It’s an 80-year low only because that’s when the subject first began being polled. In reality today’s percentage of church members is almost certainly the lowest in American history.

This may help explain why a Catholic priest’s mention of “the body of Christ” this week somehow ended up being translated by the New York Times into “a statue of Jesus.” They probably had no frame of reference.

That’s some graph. Normally with data related to matters of religious belief you’d expect to see a gradual slope downward, possibly starting in the 1960s. Not here. Church membership is cruising along steadily for 60 years — and then, in 1998 or so, something happens. Twenty years later, the share of church members across the population is down 20 points. At that rate you’d expect Americans to have completely given up membership in churches by 2070 or so.

Causation is complicated, Gallup notes: “A sharp increase in the proportion of the population with no religious affiliation, a decline in church membership among those who do have a religious preference, and low levels of church membership among millennials are all contributing to the accelerating trend.” Churches are losing members in part because religions are losing members — but even people who do belong to a particular faith are less likely to belong to a particular church. What gives?

My theory for any ominous social trend that began in the late 1990s is that it must be the farking Internet, which seems goofy at first blush here but less so upon reflection. The Internet may have no direct bearing on religious devotion but it does bear directly on people’s ability to replace real-world communities with virtual ones. If you’re satisfying your need to belong by participating in some online group, you may feel less need to join civic organizations, starting with your local church. Civic groups have also been experiencing membership decline for years, most dramatically and probably not coincidentally among younger adults — the sort of people more likely to spend longer hours on the Internet.

That is, it’s not necessarily a decline in religious belief that’s driving the decline in church membership, although no doubt that’s contributing. It’s the decline in real-world community of all sorts. How much of a coincidence can it be that loneliness in teenagers rose 50 percent between 2012 and 2017 as smartphones proliferated and social media became even more ubiquitous? Online communities don’t provide the same sense of meaningful companionship as real ones do, but they’re much easier to join and participate in. The bad supplants the good.

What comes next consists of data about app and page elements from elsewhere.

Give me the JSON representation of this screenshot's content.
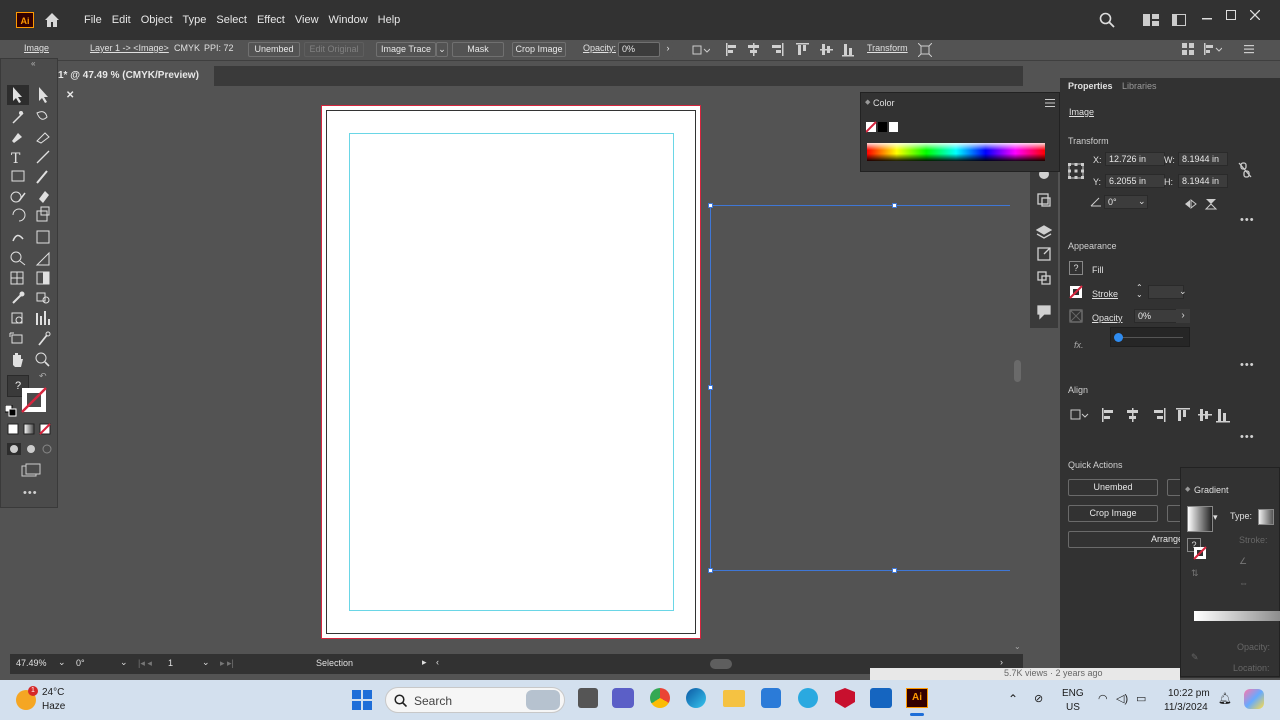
{
  "app": {
    "logo_text": "Ai"
  },
  "menu": [
    "File",
    "Edit",
    "Object",
    "Type",
    "Select",
    "Effect",
    "View",
    "Window",
    "Help"
  ],
  "control_bar": {
    "mode": "Image",
    "layer": "Layer 1 -> <Image>",
    "color_mode": "CMYK",
    "ppi": "PPI: 72",
    "embed_btn": "Unembed",
    "edit_original": "Edit Original",
    "image_trace": "Image Trace",
    "mask": "Mask",
    "crop_image": "Crop Image",
    "opacity_label": "Opacity:",
    "opacity_value": "0%",
    "transform": "Transform"
  },
  "document_tab": {
    "title": "1* @ 47.49 % (CMYK/Preview)",
    "close": "✕"
  },
  "status_bar": {
    "zoom": "47.49%",
    "rotation": "0°",
    "artboard": "1",
    "tool": "Selection"
  },
  "color_panel": {
    "title": "Color"
  },
  "properties": {
    "tabs": [
      "Properties",
      "Libraries"
    ],
    "object_type": "Image",
    "transform_title": "Transform",
    "x_label": "X:",
    "x_value": "12.726 in",
    "y_label": "Y:",
    "y_value": "6.2055 in",
    "w_label": "W:",
    "w_value": "8.1944 in",
    "h_label": "H:",
    "h_value": "8.1944 in",
    "angle_value": "0°",
    "appearance_title": "Appearance",
    "fill_label": "Fill",
    "stroke_label": "Stroke",
    "opacity_label": "Opacity",
    "opacity_value": "0%",
    "fx_label": "fx.",
    "align_title": "Align",
    "quick_actions_title": "Quick Actions",
    "qa_unembed": "Unembed",
    "qa_crop": "Crop Image",
    "qa_arrange": "Arrange"
  },
  "gradient_panel": {
    "title": "Gradient",
    "type_label": "Type:",
    "stroke_label": "Stroke:",
    "opacity_label": "Opacity:",
    "location_label": "Location:"
  },
  "taskbar": {
    "weather_temp": "24°C",
    "weather_desc": "Haze",
    "weather_badge": "1",
    "search_placeholder": "Search",
    "lang_top": "ENG",
    "lang_bottom": "US",
    "time": "10:22 pm",
    "date": "11/3/2024",
    "behind_text": "5.7K views · 2 years ago"
  }
}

One potential flaw in my theory is that America’s “social capital” began dropping long before 1998. Robert Putnam famously diagnosed the problem in 1995 in “Bowling Alone.” Per Gallup’s numbers, churches were surprisingly resilient in retaining members even as other civic groups were apparently hemorrhaging them. But the flaw isn’t irreconcilable with the Internet theory of causation: It may be that Americans who had already severed ties with more secular groups like Kiwanis required a stronger cultural jolt to sever a bond as thick as religious community. The Internet ended up providing it. And now church membership is catching up to declining membership everywhere else.

Some demographic data for you. The first column shows the percentage of church members in each group from 1998-2000 and the second column shows the percentage from 2016-18. The third column shows the change between the two:

Obviously the Internet doesn’t explain everything. If it did, there wouldn’t be a single-digit decline among Republicans versus a 23-point decline(!) among Democrats, to the point where church members are now a minority of the party. Religiosity matters here.

Speaking of which, although men and women have each seen double-digit declines in church membership, the effect is more severe among men. Just 47 percent now count themselves as church members, i.e. a clear majority of an entire gender no longer belongs to a local religious community. And men are more likely to be Republican than women are, remember. If being right-wing were more closely tied to religious faith, we shouldn’t see numbers like these. What we’re getting here is a hint of a Trumpier, less Christian GOP. It makes sense that the president, at least at the time of his candidacy in 2015, wasn’t a member of a church either.